My husband, Beaven, travelled to New Orleans several times on business in the 80's and 90's. I used to say I wanted him to take me there. "You don't want to see this city," he told me. "It's dangerous and dirty. The porter who takes the trash out carries a gun when he does it." This didn't stop my curiosity and I planned a trip with our daughter. When Beaven saw we were serious about it he decided to go with us, I think for our protection more than anything.
We went. Yes, it was kind of dirty in parts of town. And there seemed to be an emphasis on consuming massive quantities of booze. You could tell this was the perfect place for college fraternities to party. On our last day, Sunday, you could smell vomit on the sidewalks. I mentally crossed New Orleans off my list. Been there, done that.
As of today, I've lost count of times I've visited New Orleans. I went to my first Mardis Gras parade last year. And now, in God's special sense of humor, I live in New Orleans.
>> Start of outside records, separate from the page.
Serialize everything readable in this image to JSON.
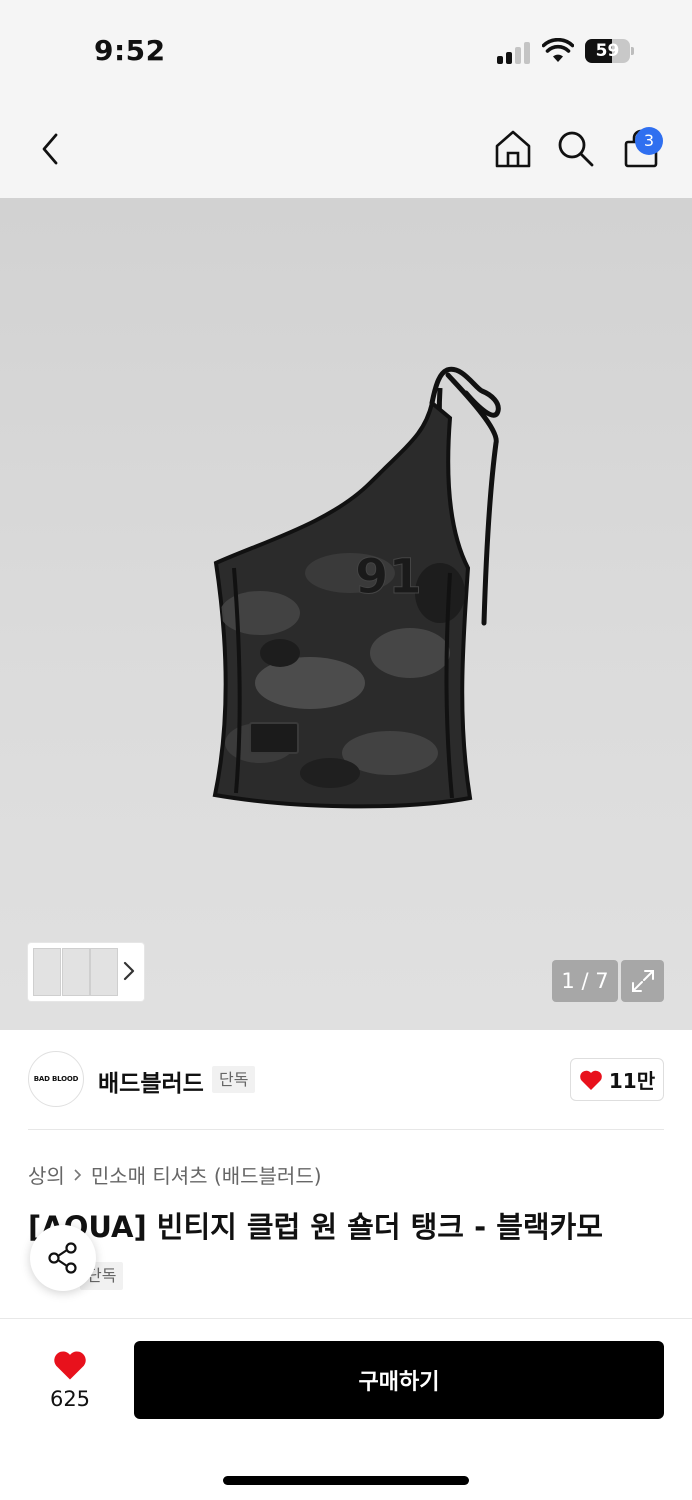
{
  "status": {
    "time": "9:52",
    "battery": "59",
    "battery_level": 0.59
  },
  "nav": {
    "cart_count": "3"
  },
  "gallery": {
    "counter": "1 / 7"
  },
  "brand": {
    "logo_text": "BAD BLOOD",
    "name": "배드블러드",
    "tag": "단독",
    "likes": "11만"
  },
  "product": {
    "category": "상의",
    "subcategory": "민소매 티셔츠 (배드블러드)",
    "title": "[AQUA] 빈티지 클럽 원 숄더 탱크 - 블랙카모",
    "badge": "단독"
  },
  "bottom": {
    "wish_count": "625",
    "buy_label": "구매하기"
  },
  "colors": {
    "accent_badge": "#2f6ff0",
    "heart": "#e8111c",
    "buy_button": "#000000"
  }
}
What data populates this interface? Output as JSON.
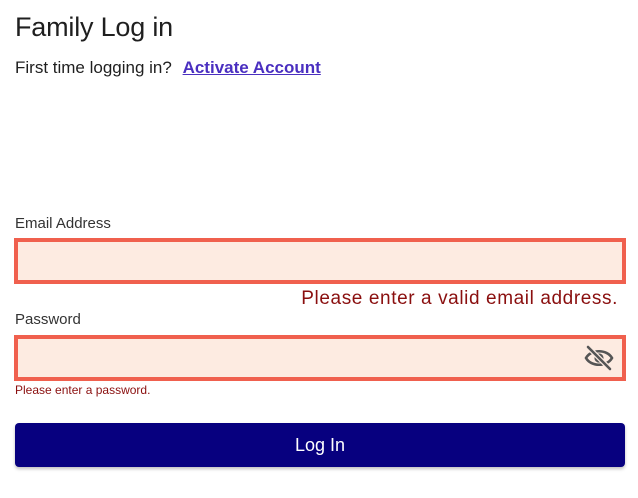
{
  "header": {
    "title": "Family Log in"
  },
  "activation": {
    "prompt": "First time logging in?",
    "link_label": "Activate Account"
  },
  "form": {
    "email": {
      "label": "Email Address",
      "value": "",
      "error": "Please enter a valid email address."
    },
    "password": {
      "label": "Password",
      "value": "",
      "error": "Please enter a password.",
      "toggle_icon": "eye-slash-icon"
    },
    "submit_label": "Log In"
  },
  "colors": {
    "error_border": "#f0604e",
    "error_fill": "#fdebe1",
    "error_text": "#8a0f0f",
    "link": "#4a2fc0",
    "button": "#07007f"
  }
}
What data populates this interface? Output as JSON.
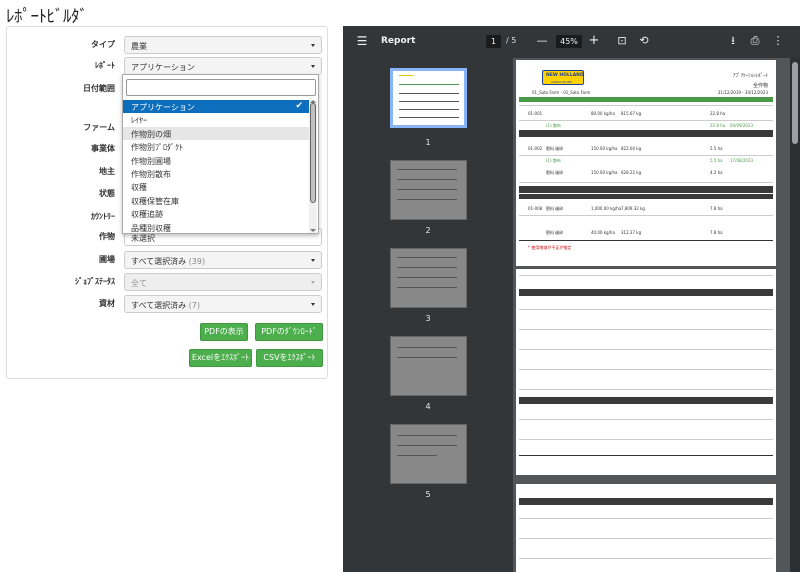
{
  "page_title": "ﾚﾎﾟｰﾄﾋﾞﾙﾀﾞ",
  "form": {
    "type_label": "タイプ",
    "type_value": "農業",
    "report_label": "ﾚﾎﾟｰﾄ",
    "report_value": "アプリケーション",
    "date_label": "日付範囲",
    "farm_label": "ファーム",
    "business_label": "事業体",
    "region_label": "地主",
    "status_label": "状態",
    "county_label": "ｶｳﾝﾄﾘｰ",
    "crop_label": "作物",
    "crop_value": "未選択",
    "field_label": "圃場",
    "field_value": "すべて選択済み",
    "field_count": "(39)",
    "job_status_label": "ｼﾞｮﾌﾞｽﾃｰﾀｽ",
    "job_status_value": "全て",
    "material_label": "資材",
    "material_value": "すべて選択済み",
    "material_count": "(7)"
  },
  "buttons": {
    "pdf_view": "PDFの表示",
    "pdf_download": "PDFのﾀﾞｳﾝﾛｰﾄﾞ",
    "excel_export": "Excelをｴｸｽﾎﾟｰﾄ",
    "csv_export": "CSVをｴｸｽﾎﾟｰﾄ"
  },
  "dropdown": {
    "options": [
      "アプリケーション",
      "ﾚｲﾔｰ",
      "作物別の畑",
      "作物別ﾌﾟﾛﾀﾞｸﾄ",
      "作物別圃場",
      "作物別散布",
      "収穫",
      "収穫保管在庫",
      "収穫追跡",
      "品種別収穫"
    ],
    "selected_index": 0,
    "hover_index": 2
  },
  "viewer": {
    "title": "Report",
    "page_current": "1",
    "page_total": "/ 5",
    "zoom": "45%",
    "thumbnails": [
      "1",
      "2",
      "3",
      "4",
      "5"
    ]
  },
  "report_page": {
    "brand": "NEW HOLLAND",
    "brand_sub": "AGRICULTURE",
    "heading": "ｱﾌﾟﾘｹｰｼｮﾝﾚﾎﾟｰﾄ",
    "subheading": "全作物",
    "farm_line": "01_Sato Farm - 01_Sato Farm",
    "date_range": "31/12/2019 - 30/12/2023",
    "footnote": "* 使用地域が不足が推定",
    "columns": [
      "圃場",
      "作物",
      "",
      "面積/ha",
      "合計散布",
      "面積/ha",
      "",
      "総散布面積",
      "単価",
      "ｽﾃｰﾄ",
      "",
      "散布日"
    ],
    "rows": [
      {
        "field": "01-001",
        "product": "",
        "rate": "80.00 kg/ha",
        "total": "815.67 kg",
        "area": "22.8 ha",
        "date": ""
      },
      {
        "field": "",
        "product": "(1) 散布",
        "rate": "",
        "total": "",
        "area": "22.8 ha",
        "date": "04/09/2023"
      },
      {
        "field": "01-002",
        "product": "肥料 破砕",
        "rate": "150.00 kg/ha",
        "total": "822.00 kg",
        "area": "5.5 ha",
        "date": ""
      },
      {
        "field": "",
        "product": "(1) 散布",
        "rate": "",
        "total": "",
        "area": "5.5 ha",
        "date": "17/08/2023"
      },
      {
        "field": "",
        "product": "肥料 破砕",
        "rate": "150.00 kg/ha",
        "total": "628.22 kg",
        "area": "4.2 ha",
        "date": ""
      },
      {
        "field": "01-008",
        "product": "肥料 破砕",
        "rate": "1,000.00 kg/ha",
        "total": "7,809.32 kg",
        "area": "7.8 ha",
        "date": ""
      },
      {
        "field": "",
        "product": "肥料 破砕",
        "rate": "40.00 kg/ha",
        "total": "312.37 kg",
        "area": "7.8 ha",
        "date": ""
      }
    ]
  },
  "colors": {
    "accent_green": "#4cae4c",
    "selected_blue": "#0d6ebd",
    "viewer_bg": "#525659",
    "toolbar_bg": "#323639"
  }
}
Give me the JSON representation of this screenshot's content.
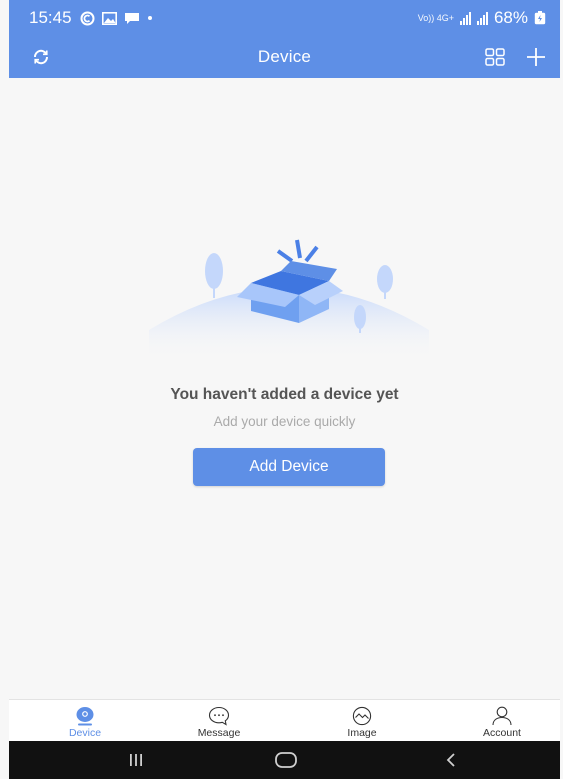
{
  "status_bar": {
    "time": "15:45",
    "network_label": "Vo)) 4G+",
    "battery": "68%"
  },
  "header": {
    "title": "Device"
  },
  "empty_state": {
    "title": "You haven't added a device yet",
    "subtitle": "Add your device quickly",
    "button_label": "Add Device"
  },
  "tabs": [
    {
      "label": "Device",
      "icon": "device-icon",
      "active": true
    },
    {
      "label": "Message",
      "icon": "message-icon",
      "active": false
    },
    {
      "label": "Image",
      "icon": "image-icon",
      "active": false
    },
    {
      "label": "Account",
      "icon": "account-icon",
      "active": false
    }
  ],
  "colors": {
    "accent": "#5e8fe6",
    "background": "#f7f7f7",
    "nav_bar": "#111111"
  }
}
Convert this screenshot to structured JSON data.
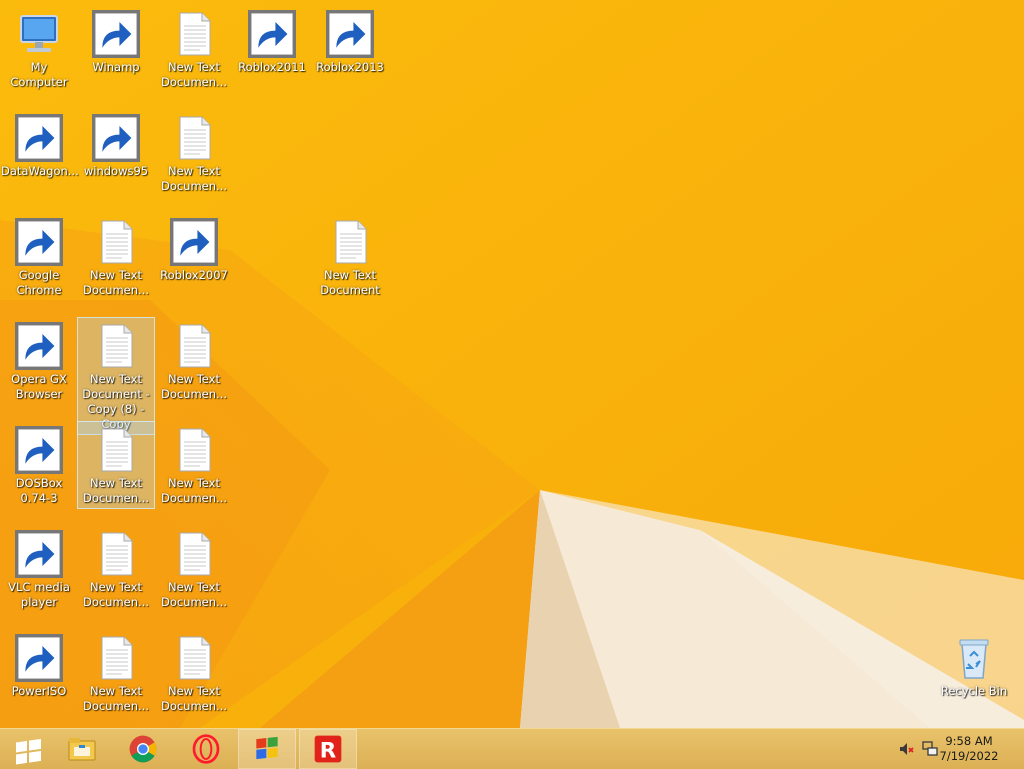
{
  "desktop": {
    "icons": [
      {
        "label": "My Computer",
        "icon": "computer-icon",
        "shortcut": false
      },
      {
        "label": "Winamp",
        "icon": "winamp-icon",
        "shortcut": true
      },
      {
        "label": "New Text Documen...",
        "icon": "text-document-icon",
        "shortcut": false
      },
      {
        "label": "Roblox2011",
        "icon": "roblox-icon",
        "shortcut": true
      },
      {
        "label": "Roblox2013",
        "icon": "roblox-icon",
        "shortcut": true
      },
      {
        "label": "DataWagon...",
        "icon": "datawagon-icon",
        "shortcut": true
      },
      {
        "label": "windows95",
        "icon": "windows95-icon",
        "shortcut": true
      },
      {
        "label": "New Text Documen...",
        "icon": "text-document-icon",
        "shortcut": false
      },
      {
        "label": "Google Chrome",
        "icon": "chrome-icon",
        "shortcut": true
      },
      {
        "label": "New Text Documen...",
        "icon": "text-document-icon",
        "shortcut": false
      },
      {
        "label": "Roblox2007",
        "icon": "roblox-icon",
        "shortcut": true
      },
      {
        "label": "New Text Document",
        "icon": "text-document-icon",
        "shortcut": false
      },
      {
        "label": "Opera GX Browser",
        "icon": "opera-gx-icon",
        "shortcut": true
      },
      {
        "label": "New Text Document - Copy (8) - Copy",
        "icon": "text-document-icon",
        "shortcut": false,
        "selected": true
      },
      {
        "label": "New Text Documen...",
        "icon": "text-document-icon",
        "shortcut": false
      },
      {
        "label": "DOSBox 0.74-3",
        "icon": "dosbox-icon",
        "shortcut": true
      },
      {
        "label": "New Text Documen...",
        "icon": "text-document-icon",
        "shortcut": false,
        "selected": true
      },
      {
        "label": "New Text Documen...",
        "icon": "text-document-icon",
        "shortcut": false
      },
      {
        "label": "VLC media player",
        "icon": "vlc-icon",
        "shortcut": true
      },
      {
        "label": "New Text Documen...",
        "icon": "text-document-icon",
        "shortcut": false
      },
      {
        "label": "New Text Documen...",
        "icon": "text-document-icon",
        "shortcut": false
      },
      {
        "label": "PowerISO",
        "icon": "poweriso-icon",
        "shortcut": true
      },
      {
        "label": "New Text Documen...",
        "icon": "text-document-icon",
        "shortcut": false
      },
      {
        "label": "New Text Documen...",
        "icon": "text-document-icon",
        "shortcut": false
      },
      {
        "label": "Recycle Bin",
        "icon": "recycle-bin-icon",
        "shortcut": false
      }
    ]
  },
  "taskbar": {
    "buttons": [
      {
        "icon": "windows-start-icon"
      },
      {
        "icon": "file-explorer-icon"
      },
      {
        "icon": "chrome-icon"
      },
      {
        "icon": "opera-gx-icon"
      },
      {
        "icon": "windows95-icon",
        "active": true
      },
      {
        "icon": "roblox-icon",
        "active": true
      }
    ],
    "tray": {
      "icons": [
        "volume-muted-icon",
        "network-icon"
      ],
      "time": "9:58 AM",
      "date": "7/19/2022"
    }
  },
  "colors": {
    "wallpaper": "#f8b50a",
    "wallpaper_dark": "#f39a12",
    "wallpaper_light": "#f9ecd8",
    "taskbar": "#e2b85e",
    "roblox_red": "#e2231a",
    "opera_red": "#ff1b2d"
  }
}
This is one of those times when I'm so glad I have a video to show you. And when this goes into the book I can only hope I find the words to do the scene justice. Let me take you back a week or so to Friday, August 29, 2008. The third anniversary of Katrina. The night I fell in love with New Orleans.
A couple of days before, the TV started showing the projected path of a new hurricane named Gustav. All of them, the Weather channel, CNN, ABC, CBS...I watched them all and they all agreed that it was coming and it would be big. My boss sent out word to evacuate all the PDA camps. Most camps have two managers but the other manager for New Orleans wasn't expected for another two weeks. So I did most of the evacuation stuff by myself. While I was packing up the logistics crew arrived to strap down the new shower trailer with metal hurricane straps.
I received a call mid-week from the Project Homecoming staff. This is an agency that partners with us to find rebuilding work for our volunteers. They had a party planned for Friday, August 29th to celebrate the third anniversary of Hurricane Katrina. They wanted to know if I would still be there to unlock the doors because they still planned to party, hurricane or not. So while I was packing up laptops, files, copiers, blackberry phones and food then carrying it all out to my truck, they were bringing in food, helium balloons, door prizes and a banner that read, "Recover, Rebuild, Rejoice!" Like my daughter said, it was "In for Katrina, Out for Gustav."
The Project Homecoming staff was a little worried if anyone would come and with good reason. The city was supposed to be leaving. There would be a mandatory evacuation order the next day. There was even a city-wide ban on parties that night. But nobody seemed to care. They came. Bringing in plates of fried chicken and potato salad. I looked in the parking lot and saw a small group of old black men with well-worn uniforms and musical instruments unloading a truck. It was the Tremme neighborhood band--veterans of many a Mardis Gras parade, I'm sure.
We ate and laughed and hugged and bonded. One gentleman named Rodney thanked me for all that we had done for him. He told me in great sincerity that his home,(and he told me his address right down to the street number), was always open to me. And I knew he meant it. A few people left now and then with polite apologies of packing up to leave town but for the most part they partied like they didn't have a care in the world. Gustav who?
Then the band struck up "The Second Line" and we danced. One woman swung her mother's wheelchair out from under the table to parade around the room. Older women showed us how to wave a white handkerchief while we danced. Like a loving grandmother convinced their child would catch on eventually, they showed us we could use a napkin if we didn't have a handkerchief. This was the Big Easy at play. The people whose philosophy is "Let the Good Times Roll." This was the night I fell in love with New Orleans.